[Source records]
══════════════════════════════

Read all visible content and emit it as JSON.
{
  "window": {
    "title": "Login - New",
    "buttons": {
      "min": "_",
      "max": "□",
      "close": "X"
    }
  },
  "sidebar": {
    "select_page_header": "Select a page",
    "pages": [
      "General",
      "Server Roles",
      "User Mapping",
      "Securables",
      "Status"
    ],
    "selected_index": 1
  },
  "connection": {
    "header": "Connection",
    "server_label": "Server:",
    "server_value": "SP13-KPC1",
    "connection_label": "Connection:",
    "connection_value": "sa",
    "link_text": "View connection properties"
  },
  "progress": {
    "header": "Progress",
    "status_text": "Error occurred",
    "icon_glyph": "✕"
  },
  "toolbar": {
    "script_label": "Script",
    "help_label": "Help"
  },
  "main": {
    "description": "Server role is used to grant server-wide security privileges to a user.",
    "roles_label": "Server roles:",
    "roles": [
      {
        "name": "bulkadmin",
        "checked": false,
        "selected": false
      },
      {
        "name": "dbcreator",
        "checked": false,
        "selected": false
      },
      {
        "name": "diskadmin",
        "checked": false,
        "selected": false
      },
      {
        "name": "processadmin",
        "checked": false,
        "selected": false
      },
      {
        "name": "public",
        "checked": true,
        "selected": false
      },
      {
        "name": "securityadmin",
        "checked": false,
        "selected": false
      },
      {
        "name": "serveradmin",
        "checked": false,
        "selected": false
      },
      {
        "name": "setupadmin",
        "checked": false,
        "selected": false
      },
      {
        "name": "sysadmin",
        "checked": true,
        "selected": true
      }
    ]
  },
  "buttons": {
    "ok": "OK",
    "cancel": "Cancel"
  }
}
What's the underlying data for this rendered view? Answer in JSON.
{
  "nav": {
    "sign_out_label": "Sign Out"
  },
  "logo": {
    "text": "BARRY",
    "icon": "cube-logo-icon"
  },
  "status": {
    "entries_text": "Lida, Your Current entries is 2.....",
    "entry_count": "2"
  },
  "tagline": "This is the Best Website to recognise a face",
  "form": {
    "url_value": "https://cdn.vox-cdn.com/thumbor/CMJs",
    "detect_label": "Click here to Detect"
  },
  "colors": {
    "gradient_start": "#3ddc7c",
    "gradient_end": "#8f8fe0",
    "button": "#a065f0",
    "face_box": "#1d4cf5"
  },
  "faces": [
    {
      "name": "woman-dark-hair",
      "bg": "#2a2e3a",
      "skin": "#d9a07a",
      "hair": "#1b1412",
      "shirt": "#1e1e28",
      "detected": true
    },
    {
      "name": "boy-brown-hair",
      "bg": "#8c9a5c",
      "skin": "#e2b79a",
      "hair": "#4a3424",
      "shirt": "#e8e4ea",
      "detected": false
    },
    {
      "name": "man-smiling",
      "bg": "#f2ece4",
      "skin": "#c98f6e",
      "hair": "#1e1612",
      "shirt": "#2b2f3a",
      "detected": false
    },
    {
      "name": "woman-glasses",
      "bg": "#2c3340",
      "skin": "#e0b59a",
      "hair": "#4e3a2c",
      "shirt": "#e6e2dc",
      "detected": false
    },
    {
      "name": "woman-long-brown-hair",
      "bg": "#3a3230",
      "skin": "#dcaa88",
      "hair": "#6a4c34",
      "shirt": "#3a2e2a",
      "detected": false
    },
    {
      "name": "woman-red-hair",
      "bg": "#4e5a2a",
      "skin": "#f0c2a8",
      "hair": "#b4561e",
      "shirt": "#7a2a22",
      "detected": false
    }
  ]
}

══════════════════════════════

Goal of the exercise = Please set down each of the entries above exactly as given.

Exercise output =
Read all visible content and emit it as JSON.
{
  "window": {
    "title": "Login - New",
    "buttons": {
      "min": "_",
      "max": "□",
      "close": "X"
    }
  },
  "sidebar": {
    "select_page_header": "Select a page",
    "pages": [
      "General",
      "Server Roles",
      "User Mapping",
      "Securables",
      "Status"
    ],
    "selected_index": 1
  },
  "connection": {
    "header": "Connection",
    "server_label": "Server:",
    "server_value": "SP13-KPC1",
    "connection_label": "Connection:",
    "connection_value": "sa",
    "link_text": "View connection properties"
  },
  "progress": {
    "header": "Progress",
    "status_text": "Error occurred",
    "icon_glyph": "✕"
  },
  "toolbar": {
    "script_label": "Script",
    "help_label": "Help"
  },
  "main": {
    "description": "Server role is used to grant server-wide security privileges to a user.",
    "roles_label": "Server roles:",
    "roles": [
      {
        "name": "bulkadmin",
        "checked": false,
        "selected": false
      },
      {
        "name": "dbcreator",
        "checked": false,
        "selected": false
      },
      {
        "name": "diskadmin",
        "checked": false,
        "selected": false
      },
      {
        "name": "processadmin",
        "checked": false,
        "selected": false
      },
      {
        "name": "public",
        "checked": true,
        "selected": false
      },
      {
        "name": "securityadmin",
        "checked": false,
        "selected": false
      },
      {
        "name": "serveradmin",
        "checked": false,
        "selected": false
      },
      {
        "name": "setupadmin",
        "checked": false,
        "selected": false
      },
      {
        "name": "sysadmin",
        "checked": true,
        "selected": true
      }
    ]
  },
  "buttons": {
    "ok": "OK",
    "cancel": "Cancel"
  }
}
What's the underlying data for this rendered view? Answer in JSON.
{
  "nav": {
    "sign_out_label": "Sign Out"
  },
  "logo": {
    "text": "BARRY",
    "icon": "cube-logo-icon"
  },
  "status": {
    "entries_text": "Lida, Your Current entries is 2.....",
    "entry_count": "2"
  },
  "tagline": "This is the Best Website to recognise a face",
  "form": {
    "url_value": "https://cdn.vox-cdn.com/thumbor/CMJs",
    "detect_label": "Click here to Detect"
  },
  "colors": {
    "gradient_start": "#3ddc7c",
    "gradient_end": "#8f8fe0",
    "button": "#a065f0",
    "face_box": "#1d4cf5"
  },
  "faces": [
    {
      "name": "woman-dark-hair",
      "bg": "#2a2e3a",
      "skin": "#d9a07a",
      "hair": "#1b1412",
      "shirt": "#1e1e28",
      "detected": true
    },
    {
      "name": "boy-brown-hair",
      "bg": "#8c9a5c",
      "skin": "#e2b79a",
      "hair": "#4a3424",
      "shirt": "#e8e4ea",
      "detected": false
    },
    {
      "name": "man-smiling",
      "bg": "#f2ece4",
      "skin": "#c98f6e",
      "hair": "#1e1612",
      "shirt": "#2b2f3a",
      "detected": false
    },
    {
      "name": "woman-glasses",
      "bg": "#2c3340",
      "skin": "#e0b59a",
      "hair": "#4e3a2c",
      "shirt": "#e6e2dc",
      "detected": false
    },
    {
      "name": "woman-long-brown-hair",
      "bg": "#3a3230",
      "skin": "#dcaa88",
      "hair": "#6a4c34",
      "shirt": "#3a2e2a",
      "detected": false
    },
    {
      "name": "woman-red-hair",
      "bg": "#4e5a2a",
      "skin": "#f0c2a8",
      "hair": "#b4561e",
      "shirt": "#7a2a22",
      "detected": false
    }
  ]
}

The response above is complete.